Hutereau returned with no fewer than 8,000 objects, including numerous remarkable musical instruments, pots and statues, as well as many photographs, films and sound recordings. The collection is world-famous for its embodiment of a unique Congolese heritage.
However, Hannelore Vandenbergen does not focus her research on the Belgian ‘collector’, but on the Congolese leader Maroka. Chief Maroka lived from 1884 to 1927 in Faradje, a town in the province of Haut-Uélé in what is now the Democratic Republic of Congo (DRC), where members of the Hutereau expedition (and other scientific expeditions) met him and took his picture on several occasions. This study tests Eurocentrism in Western histories by deliberately avoiding focusing on the European expedition leader.

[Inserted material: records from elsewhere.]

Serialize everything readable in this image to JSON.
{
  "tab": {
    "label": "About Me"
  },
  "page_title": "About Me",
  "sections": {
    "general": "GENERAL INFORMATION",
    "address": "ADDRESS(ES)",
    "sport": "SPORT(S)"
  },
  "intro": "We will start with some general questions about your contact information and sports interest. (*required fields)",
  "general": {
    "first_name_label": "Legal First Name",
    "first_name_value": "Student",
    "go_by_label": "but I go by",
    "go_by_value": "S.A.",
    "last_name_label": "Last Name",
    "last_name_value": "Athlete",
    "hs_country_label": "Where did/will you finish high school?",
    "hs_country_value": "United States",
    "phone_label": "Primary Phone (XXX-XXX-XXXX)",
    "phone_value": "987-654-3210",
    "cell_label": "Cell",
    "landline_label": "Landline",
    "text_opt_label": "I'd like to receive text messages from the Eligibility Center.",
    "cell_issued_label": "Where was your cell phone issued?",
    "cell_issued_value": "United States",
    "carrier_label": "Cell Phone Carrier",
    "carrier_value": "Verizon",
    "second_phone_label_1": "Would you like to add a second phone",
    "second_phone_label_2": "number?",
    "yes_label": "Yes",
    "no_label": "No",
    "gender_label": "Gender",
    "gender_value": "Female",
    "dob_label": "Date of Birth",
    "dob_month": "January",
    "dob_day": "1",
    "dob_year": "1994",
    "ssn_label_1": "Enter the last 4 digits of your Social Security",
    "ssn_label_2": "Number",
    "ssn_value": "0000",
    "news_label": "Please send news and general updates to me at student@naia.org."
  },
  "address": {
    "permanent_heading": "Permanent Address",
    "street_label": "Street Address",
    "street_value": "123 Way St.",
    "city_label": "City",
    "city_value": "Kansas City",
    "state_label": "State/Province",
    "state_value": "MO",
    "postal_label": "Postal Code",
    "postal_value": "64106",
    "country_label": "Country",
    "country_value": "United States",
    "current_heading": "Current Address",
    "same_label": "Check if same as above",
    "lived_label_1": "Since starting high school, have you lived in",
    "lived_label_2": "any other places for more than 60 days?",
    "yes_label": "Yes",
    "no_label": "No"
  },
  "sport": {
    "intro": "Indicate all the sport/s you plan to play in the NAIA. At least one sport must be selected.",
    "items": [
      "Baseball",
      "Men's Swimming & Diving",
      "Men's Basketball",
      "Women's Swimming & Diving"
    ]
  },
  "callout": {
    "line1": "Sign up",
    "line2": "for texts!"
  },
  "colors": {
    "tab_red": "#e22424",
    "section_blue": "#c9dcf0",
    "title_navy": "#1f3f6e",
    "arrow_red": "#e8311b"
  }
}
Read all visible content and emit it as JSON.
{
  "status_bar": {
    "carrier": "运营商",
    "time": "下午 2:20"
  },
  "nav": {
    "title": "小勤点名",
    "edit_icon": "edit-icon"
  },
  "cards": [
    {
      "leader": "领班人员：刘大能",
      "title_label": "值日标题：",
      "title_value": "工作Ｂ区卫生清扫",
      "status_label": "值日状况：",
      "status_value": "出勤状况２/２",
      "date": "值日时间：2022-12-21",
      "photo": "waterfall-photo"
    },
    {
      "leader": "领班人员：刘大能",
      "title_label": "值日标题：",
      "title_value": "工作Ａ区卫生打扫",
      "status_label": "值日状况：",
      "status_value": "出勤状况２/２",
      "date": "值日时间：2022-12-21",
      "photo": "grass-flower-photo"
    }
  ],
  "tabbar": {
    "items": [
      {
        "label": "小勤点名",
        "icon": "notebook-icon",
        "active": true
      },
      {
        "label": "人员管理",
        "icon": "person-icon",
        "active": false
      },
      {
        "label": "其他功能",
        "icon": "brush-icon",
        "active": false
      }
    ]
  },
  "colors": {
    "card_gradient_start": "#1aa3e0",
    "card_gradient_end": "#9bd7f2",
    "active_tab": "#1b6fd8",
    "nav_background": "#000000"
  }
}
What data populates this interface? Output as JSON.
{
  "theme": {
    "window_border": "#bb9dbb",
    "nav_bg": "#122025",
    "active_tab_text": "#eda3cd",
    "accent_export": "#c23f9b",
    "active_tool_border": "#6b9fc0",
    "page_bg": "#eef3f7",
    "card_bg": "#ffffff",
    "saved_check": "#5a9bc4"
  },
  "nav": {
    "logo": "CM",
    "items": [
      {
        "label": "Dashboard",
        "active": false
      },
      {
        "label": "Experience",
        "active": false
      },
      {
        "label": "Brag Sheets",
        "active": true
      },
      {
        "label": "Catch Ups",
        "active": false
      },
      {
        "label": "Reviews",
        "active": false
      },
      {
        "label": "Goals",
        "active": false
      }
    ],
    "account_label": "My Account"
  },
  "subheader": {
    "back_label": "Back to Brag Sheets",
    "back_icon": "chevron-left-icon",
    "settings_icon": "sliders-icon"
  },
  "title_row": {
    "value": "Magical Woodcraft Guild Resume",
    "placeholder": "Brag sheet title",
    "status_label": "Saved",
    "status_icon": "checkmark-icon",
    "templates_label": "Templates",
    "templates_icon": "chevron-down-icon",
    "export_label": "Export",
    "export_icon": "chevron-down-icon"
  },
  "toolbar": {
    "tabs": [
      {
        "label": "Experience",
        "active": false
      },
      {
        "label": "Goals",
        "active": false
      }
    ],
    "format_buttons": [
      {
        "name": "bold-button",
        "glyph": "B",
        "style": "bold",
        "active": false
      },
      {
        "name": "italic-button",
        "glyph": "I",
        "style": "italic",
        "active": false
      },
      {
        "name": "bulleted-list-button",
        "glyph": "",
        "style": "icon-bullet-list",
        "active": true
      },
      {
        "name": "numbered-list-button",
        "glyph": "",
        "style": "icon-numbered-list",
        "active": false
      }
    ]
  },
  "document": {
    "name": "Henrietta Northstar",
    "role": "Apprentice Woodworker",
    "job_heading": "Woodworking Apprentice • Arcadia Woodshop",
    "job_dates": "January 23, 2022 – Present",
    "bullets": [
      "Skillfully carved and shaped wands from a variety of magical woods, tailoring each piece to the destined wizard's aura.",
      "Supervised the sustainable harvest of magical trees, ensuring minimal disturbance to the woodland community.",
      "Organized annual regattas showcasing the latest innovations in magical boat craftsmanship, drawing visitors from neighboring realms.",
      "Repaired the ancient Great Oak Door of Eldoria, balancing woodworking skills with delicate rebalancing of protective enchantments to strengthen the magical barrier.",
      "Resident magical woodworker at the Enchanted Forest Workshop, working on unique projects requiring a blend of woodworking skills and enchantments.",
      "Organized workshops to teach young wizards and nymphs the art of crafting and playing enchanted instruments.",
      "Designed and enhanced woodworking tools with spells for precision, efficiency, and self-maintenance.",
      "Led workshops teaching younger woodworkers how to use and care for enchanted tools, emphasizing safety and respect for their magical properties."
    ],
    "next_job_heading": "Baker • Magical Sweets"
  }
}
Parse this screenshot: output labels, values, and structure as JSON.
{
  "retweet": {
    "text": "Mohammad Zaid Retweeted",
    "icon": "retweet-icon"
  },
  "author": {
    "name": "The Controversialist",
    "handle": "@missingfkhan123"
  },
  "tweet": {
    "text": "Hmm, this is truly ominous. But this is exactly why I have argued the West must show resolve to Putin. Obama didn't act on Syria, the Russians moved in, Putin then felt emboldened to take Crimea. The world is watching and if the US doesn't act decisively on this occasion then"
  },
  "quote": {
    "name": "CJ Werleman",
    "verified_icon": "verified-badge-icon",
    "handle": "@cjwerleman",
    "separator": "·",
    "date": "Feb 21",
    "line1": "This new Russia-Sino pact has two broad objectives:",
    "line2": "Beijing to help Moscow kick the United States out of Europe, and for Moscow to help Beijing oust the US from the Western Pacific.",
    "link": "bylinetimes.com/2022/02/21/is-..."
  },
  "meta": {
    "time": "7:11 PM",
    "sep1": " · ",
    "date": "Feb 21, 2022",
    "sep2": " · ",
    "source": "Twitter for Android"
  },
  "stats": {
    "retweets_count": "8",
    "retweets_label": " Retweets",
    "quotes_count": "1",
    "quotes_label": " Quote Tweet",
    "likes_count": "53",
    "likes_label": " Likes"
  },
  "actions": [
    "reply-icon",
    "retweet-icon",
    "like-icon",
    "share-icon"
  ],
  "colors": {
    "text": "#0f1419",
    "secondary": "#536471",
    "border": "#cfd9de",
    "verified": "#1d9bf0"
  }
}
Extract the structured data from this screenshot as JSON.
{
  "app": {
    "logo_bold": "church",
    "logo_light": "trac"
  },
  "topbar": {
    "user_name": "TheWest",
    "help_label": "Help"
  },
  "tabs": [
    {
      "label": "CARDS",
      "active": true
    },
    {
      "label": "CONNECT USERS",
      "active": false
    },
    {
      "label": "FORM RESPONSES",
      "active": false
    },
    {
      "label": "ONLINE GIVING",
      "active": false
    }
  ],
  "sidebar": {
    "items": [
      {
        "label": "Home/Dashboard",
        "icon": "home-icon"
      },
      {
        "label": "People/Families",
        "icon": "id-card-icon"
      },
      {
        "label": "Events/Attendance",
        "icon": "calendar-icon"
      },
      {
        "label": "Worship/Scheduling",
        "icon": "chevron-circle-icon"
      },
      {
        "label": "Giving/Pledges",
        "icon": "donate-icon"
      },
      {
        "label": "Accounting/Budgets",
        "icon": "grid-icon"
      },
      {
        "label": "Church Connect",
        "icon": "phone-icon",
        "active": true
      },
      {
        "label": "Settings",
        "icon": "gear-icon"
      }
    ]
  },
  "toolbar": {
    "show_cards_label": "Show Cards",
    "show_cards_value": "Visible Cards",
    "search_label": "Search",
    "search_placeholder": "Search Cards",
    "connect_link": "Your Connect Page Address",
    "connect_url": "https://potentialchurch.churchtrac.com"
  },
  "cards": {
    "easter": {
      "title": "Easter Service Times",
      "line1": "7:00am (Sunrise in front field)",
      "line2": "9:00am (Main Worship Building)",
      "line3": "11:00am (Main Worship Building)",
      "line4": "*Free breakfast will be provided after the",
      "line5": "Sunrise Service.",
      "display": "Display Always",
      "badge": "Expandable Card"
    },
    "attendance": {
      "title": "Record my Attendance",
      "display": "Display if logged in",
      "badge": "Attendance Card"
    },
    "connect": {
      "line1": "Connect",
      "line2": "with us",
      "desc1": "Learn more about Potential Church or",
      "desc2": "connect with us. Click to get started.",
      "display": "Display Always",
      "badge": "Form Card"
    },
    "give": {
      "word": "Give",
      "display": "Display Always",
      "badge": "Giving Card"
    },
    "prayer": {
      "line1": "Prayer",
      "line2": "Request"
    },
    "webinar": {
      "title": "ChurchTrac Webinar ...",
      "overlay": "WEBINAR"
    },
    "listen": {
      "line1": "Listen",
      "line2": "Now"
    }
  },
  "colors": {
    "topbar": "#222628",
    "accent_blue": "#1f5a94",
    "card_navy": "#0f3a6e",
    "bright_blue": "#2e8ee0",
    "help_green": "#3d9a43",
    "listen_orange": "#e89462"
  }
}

‘I stumbled upon some photographs of Maroka in the archives during my research and I found his name on some reports. Although he was visibly present in the collection, he was completely absent from the colonial historiography of the expedition’, explains Hannelore Vandenbergen. ‘There are several clues in the collection that have never been investigated before, despite their importance for Congolese history and for contemporary tradition.’ Based on a multifaceted focus on the charismatic chief, this research will shed new light on the Hutereau collection and early twentieth-century colonial collecting practices.
Through meetings and conversations with Maroka's Congolese descendants, Hannelore Vandenbergen also compares the stories of today with tales from the past. Oral memories, photos and objects overlap in this process.
From a post-colonial perspective, she seeks new collaborations for research and exhibitions on collections that were assembled during the colonial past. Vandenbergen explains: ‘After seeing some photos of objects from the Hutereau collection we organized an exhibition in the parish hall in Faradje, as well as a historical workshop for young people. The villagers also expressed the wish to create a cultural centre’.
The Hutereau expedition
Finally, this research also uncovers some little-known aspects of the Hutereau expedition of 1911-1913. Correspondence of the expedition members shows, for example, that cooperation between the expedition members had been fraught. According to Vandenbergen ‘Particular attention is also paid to the encounters between the expedition members and the Congolese population during their journey through the northeast of the Congo. The question arises whether Hutereau may be considered as a “friendly leader”, as he was described by a compatriot, or as a sasa-moka, which means “a bit murderous” in Lingala’.
Hannelore Vandenbergen will present her doctoral research as part of the CongoConnect project, in the spring of 2021.